Aimee Copeland is off a ventilator, her father writes
Copeland has lost both hands, feet and part of her torso due to the infection
She has necrotizing fasciitis, caused by flesh-eating bacteria from a zip-lining accident
"I have never seen such a strong display of courage," he says of his daughter
Aimee Copeland, the 24-year-old Georgia woman who lost both hands and feet to a bacterial infection, is now breathing on her own, her father said.
“Aimee is being Aimee. She’s cracking jokes, speaking frankly, displaying her usual early morning grumpiness and she has been off of the ventilator for over 10 hours,” Andy Copeland said in a blog post Sunday night.
Though the University of West Georgia student is still receiving an oxygen “mask,” Andy Copeland wrote, “the important thing is that she is getting zero breath per minute (bpm) assists. In other words, she is breathing completely on her own! How cool is that?”
“Bottom line: Aimee is doing great today.”
The progress came after a harrowing week, in which Copeland’s remaining foot and both hands were amputated.
Prior to the surgery, a website posting by Copeland’s friend and fellow psychology student Ken Lewis explained the reason: “Aimee’s fingers and remaining foot will have to be amputated because of dead blood vessels, not because of necrotizing fasciitis,” he wrote.
Surgeons had already amputated a leg and cut out soft tissue from her torso.
On a Facebook page dedicated to his daughter’s recovery, Andy Copeland described speaking with the surgeons before the latest amputations.
“The hands were endangering Aimee’s progress,” he writes. “As always, my decision was simple. Do whatever it takes to give us the best chance to save Aimee’s life.”
He then broke the news to his daughter.
“I took Aimee’s hands and held them up to her face. She didn’t draw back in horror. She knew the condition she was in,” he writes.
She nodded as he explained the diagnosis given by her doctors.
Asked whether she had any questions, his daughter mouthed, “I’m a little confused, but I’ll figure it out,” he writes.
The patient then listened as her father, mother Donna and sister Paige explained how she would eventually be fitted with prosthetic limbs.
“She smiled and raised her hands up, carefully examining them. She then looked at us. We all understood her next three words,” he writes. ” ‘Let’s do this.’ “
Andy Copeland then pays tribute to the strength of his daughter, who has spent days in intensive care at Doctors Hospital in Augusta, Georgia.
“A tear rolled down my face as I walked out of her room. I wasn’t crying because Aimee was going to lose her hands and foot, I was crying because, in all my 53 years of existence, I have never seen such a strong display of courage. Aimee shed no tears, she never batted an eyelash. I was crying because I am a proud father of an incredibly courageous young lady.”
Copeland’s struggle has been followed by many Americans, as her family has shared the ups and downs of her battle against the “flesh-eating” bacteria.

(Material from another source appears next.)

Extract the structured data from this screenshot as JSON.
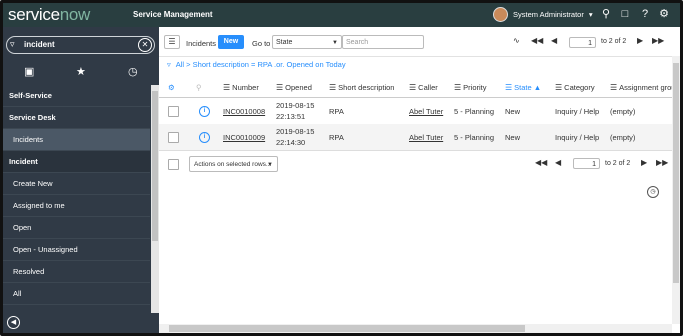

She was with friends May 1 near the Little Tallapoosa River, about 50 miles west of Atlanta, when she grabbed onto a zip line. It snapped, and she fell.
The accident left a gash in her left calf that took 22 staples to close.
Three days later, still in pain, she went to an emergency room, where doctors determined she had necrotizing fasciitis caused by the flesh-devouring bacteria Aeromonas hydrophila. She was flown to Augusta for the first of what has turned into a series of surgical procedures.
Among them has been a tracheotomy.
Her father recounted how her loved ones saw the inevitability of the amputations in the changing color of her hands from day to day.
“Some people may criticize my decision and say we should have prayed over Aimee and asked God to heal her hands. Trust me, this we have done every day,” he writes.
There is uncertainty about how common such infections are, since no clearinghouse compiles statistics on their incidence. But Dr. William Schaffner, chairman of the Department of Preventive Medicine at the Vanderbilt University Medical Center, estimates there are fewer than 250 cases every year in the United States. The reporting of such cases is not required by law.
The infection is fatal in about one in four cases, the Centers for Disease Control and Prevention says on its website.
The bacteria are “remarkably common in the water and in the environment,” according to Dr. Buddy Creech, assistant professor of pediatric infectious diseases at Vanderbilt University.
“When it gets into those deeper tissues, it has a remarkable ability to destroy the tissues that surround it in sort of this hunt for nutrition,” he said. “When it does that, those tissues die, and you see the inflammation and the swelling and the destruction that can be very difficult to control.”
Meanwhile, a South Carolina woman undergoing treatment for the same condition continues to recover.
After seven surgeries, Lana Kuykendall’s family realizes she “still has a long road ahead.”
“We don’t know what the next day is going to bring, so we’re just trusting the Lord,” her brother Brian Swaffer said Sunday. “We’re taking it one day at a time.”
Kuykendall was healthy when she gave birth to twins on May 7 in Atlanta but went to the hospital near her home in South Carolina a few days later after noticing a rapidly expanding bruise on her leg.
The twins are healthy, he said.